● **EXERCISE**: After reading the data, copy it out in full and exactly.

START SUPPLIED RECORDS

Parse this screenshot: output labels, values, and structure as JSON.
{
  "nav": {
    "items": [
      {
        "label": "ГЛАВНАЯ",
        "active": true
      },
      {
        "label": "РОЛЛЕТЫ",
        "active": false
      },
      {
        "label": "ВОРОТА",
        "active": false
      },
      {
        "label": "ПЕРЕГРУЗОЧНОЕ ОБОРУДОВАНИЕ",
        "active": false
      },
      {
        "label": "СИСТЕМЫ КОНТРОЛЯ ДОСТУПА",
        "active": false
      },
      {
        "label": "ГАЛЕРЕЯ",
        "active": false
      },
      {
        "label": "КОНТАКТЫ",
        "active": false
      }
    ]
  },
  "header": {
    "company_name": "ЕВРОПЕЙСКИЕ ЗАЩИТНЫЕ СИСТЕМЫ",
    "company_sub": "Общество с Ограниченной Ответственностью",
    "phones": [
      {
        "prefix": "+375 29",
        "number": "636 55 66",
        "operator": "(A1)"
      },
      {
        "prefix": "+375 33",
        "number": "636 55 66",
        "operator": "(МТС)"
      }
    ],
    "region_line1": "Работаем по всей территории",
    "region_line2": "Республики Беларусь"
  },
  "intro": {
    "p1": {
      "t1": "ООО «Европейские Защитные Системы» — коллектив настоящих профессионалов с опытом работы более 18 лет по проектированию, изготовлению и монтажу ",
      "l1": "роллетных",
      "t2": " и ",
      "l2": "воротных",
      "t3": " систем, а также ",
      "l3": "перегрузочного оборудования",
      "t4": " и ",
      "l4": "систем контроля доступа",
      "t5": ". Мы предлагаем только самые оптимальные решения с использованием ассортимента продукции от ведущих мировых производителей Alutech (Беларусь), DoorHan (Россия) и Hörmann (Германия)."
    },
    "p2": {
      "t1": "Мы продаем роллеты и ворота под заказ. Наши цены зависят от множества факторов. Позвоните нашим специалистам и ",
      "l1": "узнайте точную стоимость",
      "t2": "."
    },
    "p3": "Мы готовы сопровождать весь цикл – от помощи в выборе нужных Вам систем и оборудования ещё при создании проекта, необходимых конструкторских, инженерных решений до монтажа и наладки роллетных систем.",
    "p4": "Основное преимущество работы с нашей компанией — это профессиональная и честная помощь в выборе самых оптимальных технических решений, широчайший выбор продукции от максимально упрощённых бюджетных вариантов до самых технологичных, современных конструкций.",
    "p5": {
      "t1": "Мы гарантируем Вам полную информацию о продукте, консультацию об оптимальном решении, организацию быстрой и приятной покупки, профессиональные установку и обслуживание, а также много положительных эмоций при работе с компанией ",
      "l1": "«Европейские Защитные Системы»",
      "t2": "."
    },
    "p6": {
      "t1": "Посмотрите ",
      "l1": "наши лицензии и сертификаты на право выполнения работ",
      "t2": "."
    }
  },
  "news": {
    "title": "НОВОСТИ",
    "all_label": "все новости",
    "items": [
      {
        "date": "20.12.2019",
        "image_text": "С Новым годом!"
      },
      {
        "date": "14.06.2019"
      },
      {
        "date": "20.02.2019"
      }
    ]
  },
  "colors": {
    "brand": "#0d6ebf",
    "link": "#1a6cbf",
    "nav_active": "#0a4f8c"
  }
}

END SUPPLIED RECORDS

● **ANSWER FOR THE TASK**:
Parse this screenshot: output labels, values, and structure as JSON.
{
  "nav": {
    "items": [
      {
        "label": "ГЛАВНАЯ",
        "active": true
      },
      {
        "label": "РОЛЛЕТЫ",
        "active": false
      },
      {
        "label": "ВОРОТА",
        "active": false
      },
      {
        "label": "ПЕРЕГРУЗОЧНОЕ ОБОРУДОВАНИЕ",
        "active": false
      },
      {
        "label": "СИСТЕМЫ КОНТРОЛЯ ДОСТУПА",
        "active": false
      },
      {
        "label": "ГАЛЕРЕЯ",
        "active": false
      },
      {
        "label": "КОНТАКТЫ",
        "active": false
      }
    ]
  },
  "header": {
    "company_name": "ЕВРОПЕЙСКИЕ ЗАЩИТНЫЕ СИСТЕМЫ",
    "company_sub": "Общество с Ограниченной Ответственностью",
    "phones": [
      {
        "prefix": "+375 29",
        "number": "636 55 66",
        "operator": "(A1)"
      },
      {
        "prefix": "+375 33",
        "number": "636 55 66",
        "operator": "(МТС)"
      }
    ],
    "region_line1": "Работаем по всей территории",
    "region_line2": "Республики Беларусь"
  },
  "intro": {
    "p1": {
      "t1": "ООО «Европейские Защитные Системы» — коллектив настоящих профессионалов с опытом работы более 18 лет по проектированию, изготовлению и монтажу ",
      "l1": "роллетных",
      "t2": " и ",
      "l2": "воротных",
      "t3": " систем, а также ",
      "l3": "перегрузочного оборудования",
      "t4": " и ",
      "l4": "систем контроля доступа",
      "t5": ". Мы предлагаем только самые оптимальные решения с использованием ассортимента продукции от ведущих мировых производителей Alutech (Беларусь), DoorHan (Россия) и Hörmann (Германия)."
    },
    "p2": {
      "t1": "Мы продаем роллеты и ворота под заказ. Наши цены зависят от множества факторов. Позвоните нашим специалистам и ",
      "l1": "узнайте точную стоимость",
      "t2": "."
    },
    "p3": "Мы готовы сопровождать весь цикл – от помощи в выборе нужных Вам систем и оборудования ещё при создании проекта, необходимых конструкторских, инженерных решений до монтажа и наладки роллетных систем.",
    "p4": "Основное преимущество работы с нашей компанией — это профессиональная и честная помощь в выборе самых оптимальных технических решений, широчайший выбор продукции от максимально упрощённых бюджетных вариантов до самых технологичных, современных конструкций.",
    "p5": {
      "t1": "Мы гарантируем Вам полную информацию о продукте, консультацию об оптимальном решении, организацию быстрой и приятной покупки, профессиональные установку и обслуживание, а также много положительных эмоций при работе с компанией ",
      "l1": "«Европейские Защитные Системы»",
      "t2": "."
    },
    "p6": {
      "t1": "Посмотрите ",
      "l1": "наши лицензии и сертификаты на право выполнения работ",
      "t2": "."
    }
  },
  "news": {
    "title": "НОВОСТИ",
    "all_label": "все новости",
    "items": [
      {
        "date": "20.12.2019",
        "image_text": "С Новым годом!"
      },
      {
        "date": "14.06.2019"
      },
      {
        "date": "20.02.2019"
      }
    ]
  },
  "colors": {
    "brand": "#0d6ebf",
    "link": "#1a6cbf",
    "nav_active": "#0a4f8c"
  }
}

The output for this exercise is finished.